Take from the material every line that contains the word "title".
%%
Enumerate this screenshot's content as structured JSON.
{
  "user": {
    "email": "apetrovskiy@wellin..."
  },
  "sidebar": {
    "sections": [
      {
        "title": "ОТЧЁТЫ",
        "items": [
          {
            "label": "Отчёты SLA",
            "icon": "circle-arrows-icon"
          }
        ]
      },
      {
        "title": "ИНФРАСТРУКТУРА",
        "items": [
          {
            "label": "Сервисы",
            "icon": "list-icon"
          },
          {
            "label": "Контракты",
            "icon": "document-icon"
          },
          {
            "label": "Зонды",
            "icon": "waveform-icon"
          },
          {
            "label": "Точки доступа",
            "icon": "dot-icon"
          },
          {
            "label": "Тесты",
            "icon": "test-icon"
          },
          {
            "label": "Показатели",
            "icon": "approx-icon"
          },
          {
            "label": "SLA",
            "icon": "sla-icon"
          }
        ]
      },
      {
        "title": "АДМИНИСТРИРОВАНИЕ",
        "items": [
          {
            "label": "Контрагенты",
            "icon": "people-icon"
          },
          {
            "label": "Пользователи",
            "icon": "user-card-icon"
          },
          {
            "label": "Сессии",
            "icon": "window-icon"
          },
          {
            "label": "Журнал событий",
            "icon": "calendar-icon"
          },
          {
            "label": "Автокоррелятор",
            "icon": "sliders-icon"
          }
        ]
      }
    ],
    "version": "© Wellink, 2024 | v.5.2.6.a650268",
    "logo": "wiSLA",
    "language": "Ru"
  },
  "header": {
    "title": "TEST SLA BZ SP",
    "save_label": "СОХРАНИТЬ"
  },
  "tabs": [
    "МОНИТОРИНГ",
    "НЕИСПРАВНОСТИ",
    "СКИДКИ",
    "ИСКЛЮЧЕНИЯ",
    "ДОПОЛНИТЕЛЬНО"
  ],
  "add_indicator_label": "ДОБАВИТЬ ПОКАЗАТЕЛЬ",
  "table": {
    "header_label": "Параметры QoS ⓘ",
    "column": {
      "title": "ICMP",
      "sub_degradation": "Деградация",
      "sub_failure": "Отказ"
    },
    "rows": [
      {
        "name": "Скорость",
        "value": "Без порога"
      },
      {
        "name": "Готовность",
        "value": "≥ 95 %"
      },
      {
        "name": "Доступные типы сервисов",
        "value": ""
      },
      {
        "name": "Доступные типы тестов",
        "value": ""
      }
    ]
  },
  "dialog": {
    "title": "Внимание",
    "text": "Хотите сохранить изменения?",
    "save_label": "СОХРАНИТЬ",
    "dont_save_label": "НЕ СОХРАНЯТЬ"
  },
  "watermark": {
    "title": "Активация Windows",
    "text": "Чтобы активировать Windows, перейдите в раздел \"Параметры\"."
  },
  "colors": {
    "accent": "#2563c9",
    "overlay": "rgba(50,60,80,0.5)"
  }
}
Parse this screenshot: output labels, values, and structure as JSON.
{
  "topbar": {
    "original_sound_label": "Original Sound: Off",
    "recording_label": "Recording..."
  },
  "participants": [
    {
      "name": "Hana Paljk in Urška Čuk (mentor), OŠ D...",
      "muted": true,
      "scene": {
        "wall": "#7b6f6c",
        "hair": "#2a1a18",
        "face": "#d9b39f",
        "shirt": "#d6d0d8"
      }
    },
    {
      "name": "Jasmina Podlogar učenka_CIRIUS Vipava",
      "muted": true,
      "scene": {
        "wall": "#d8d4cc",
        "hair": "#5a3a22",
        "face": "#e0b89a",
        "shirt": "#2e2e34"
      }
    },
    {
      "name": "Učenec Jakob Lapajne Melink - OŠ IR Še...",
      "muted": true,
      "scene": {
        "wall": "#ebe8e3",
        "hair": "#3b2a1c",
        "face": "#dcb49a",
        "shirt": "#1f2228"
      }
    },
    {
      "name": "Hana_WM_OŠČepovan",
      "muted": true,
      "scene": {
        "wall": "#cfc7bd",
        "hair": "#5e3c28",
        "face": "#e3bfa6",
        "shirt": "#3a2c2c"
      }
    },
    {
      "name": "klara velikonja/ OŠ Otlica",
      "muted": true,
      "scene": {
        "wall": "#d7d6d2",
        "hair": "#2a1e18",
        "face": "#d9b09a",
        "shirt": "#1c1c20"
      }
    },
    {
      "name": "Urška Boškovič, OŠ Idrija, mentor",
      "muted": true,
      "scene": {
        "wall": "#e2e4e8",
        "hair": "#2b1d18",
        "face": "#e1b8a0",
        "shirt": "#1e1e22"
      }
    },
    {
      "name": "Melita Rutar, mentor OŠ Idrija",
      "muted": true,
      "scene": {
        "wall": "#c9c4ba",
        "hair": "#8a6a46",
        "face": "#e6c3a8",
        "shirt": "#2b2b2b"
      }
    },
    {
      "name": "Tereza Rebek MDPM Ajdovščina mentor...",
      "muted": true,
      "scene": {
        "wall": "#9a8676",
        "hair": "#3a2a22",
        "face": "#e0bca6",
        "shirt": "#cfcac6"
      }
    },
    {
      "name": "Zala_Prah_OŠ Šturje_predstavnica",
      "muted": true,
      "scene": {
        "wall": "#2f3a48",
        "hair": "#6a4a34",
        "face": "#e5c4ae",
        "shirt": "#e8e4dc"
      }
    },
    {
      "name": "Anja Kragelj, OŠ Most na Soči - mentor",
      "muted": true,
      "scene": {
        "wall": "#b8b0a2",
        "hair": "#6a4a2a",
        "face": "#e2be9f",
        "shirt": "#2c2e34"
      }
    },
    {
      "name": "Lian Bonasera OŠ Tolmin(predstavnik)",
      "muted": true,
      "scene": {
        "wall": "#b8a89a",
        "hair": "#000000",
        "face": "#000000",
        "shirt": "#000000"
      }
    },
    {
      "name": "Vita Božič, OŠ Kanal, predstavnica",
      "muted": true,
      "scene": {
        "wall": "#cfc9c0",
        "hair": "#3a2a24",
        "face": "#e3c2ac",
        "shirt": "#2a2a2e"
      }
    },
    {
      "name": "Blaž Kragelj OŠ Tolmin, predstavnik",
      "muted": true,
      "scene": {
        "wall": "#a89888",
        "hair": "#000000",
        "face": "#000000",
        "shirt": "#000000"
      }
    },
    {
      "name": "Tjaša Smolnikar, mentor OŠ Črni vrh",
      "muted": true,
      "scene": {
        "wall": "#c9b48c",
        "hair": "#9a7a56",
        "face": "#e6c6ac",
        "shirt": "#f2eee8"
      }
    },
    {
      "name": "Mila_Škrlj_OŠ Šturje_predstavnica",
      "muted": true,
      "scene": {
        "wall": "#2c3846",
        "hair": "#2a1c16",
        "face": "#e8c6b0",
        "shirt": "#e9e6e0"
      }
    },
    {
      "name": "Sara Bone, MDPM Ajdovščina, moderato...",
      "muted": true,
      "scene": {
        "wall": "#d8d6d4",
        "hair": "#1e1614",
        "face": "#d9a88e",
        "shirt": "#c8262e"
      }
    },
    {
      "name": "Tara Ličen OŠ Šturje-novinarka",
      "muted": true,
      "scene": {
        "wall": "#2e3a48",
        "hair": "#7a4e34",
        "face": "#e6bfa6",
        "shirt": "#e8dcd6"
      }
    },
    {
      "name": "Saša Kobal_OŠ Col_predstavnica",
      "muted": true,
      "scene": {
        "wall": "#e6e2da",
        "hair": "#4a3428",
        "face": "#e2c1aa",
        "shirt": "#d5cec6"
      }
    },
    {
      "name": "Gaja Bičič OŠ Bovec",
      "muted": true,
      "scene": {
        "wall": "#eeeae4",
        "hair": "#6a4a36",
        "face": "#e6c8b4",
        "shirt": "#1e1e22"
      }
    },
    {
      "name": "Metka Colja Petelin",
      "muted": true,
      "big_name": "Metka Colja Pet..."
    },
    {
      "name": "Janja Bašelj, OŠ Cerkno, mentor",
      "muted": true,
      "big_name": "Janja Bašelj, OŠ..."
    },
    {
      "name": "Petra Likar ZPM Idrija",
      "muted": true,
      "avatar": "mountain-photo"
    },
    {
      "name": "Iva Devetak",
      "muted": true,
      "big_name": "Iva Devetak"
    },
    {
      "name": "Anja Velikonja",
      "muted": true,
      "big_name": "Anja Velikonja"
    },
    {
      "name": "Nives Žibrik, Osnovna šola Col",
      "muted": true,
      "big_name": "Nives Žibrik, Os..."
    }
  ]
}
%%
> RESULT FOR THIS TASK:
        "title": "ОТЧЁТЫ",
        "title": "ИНФРАСТРУКТУРА",
        "title": "АДМИНИСТРИРОВАНИЕ",
    "title": "TEST SLA BZ SP",
      "title": "ICMP",
    "title": "Внимание",
    "title": "Активация Windows",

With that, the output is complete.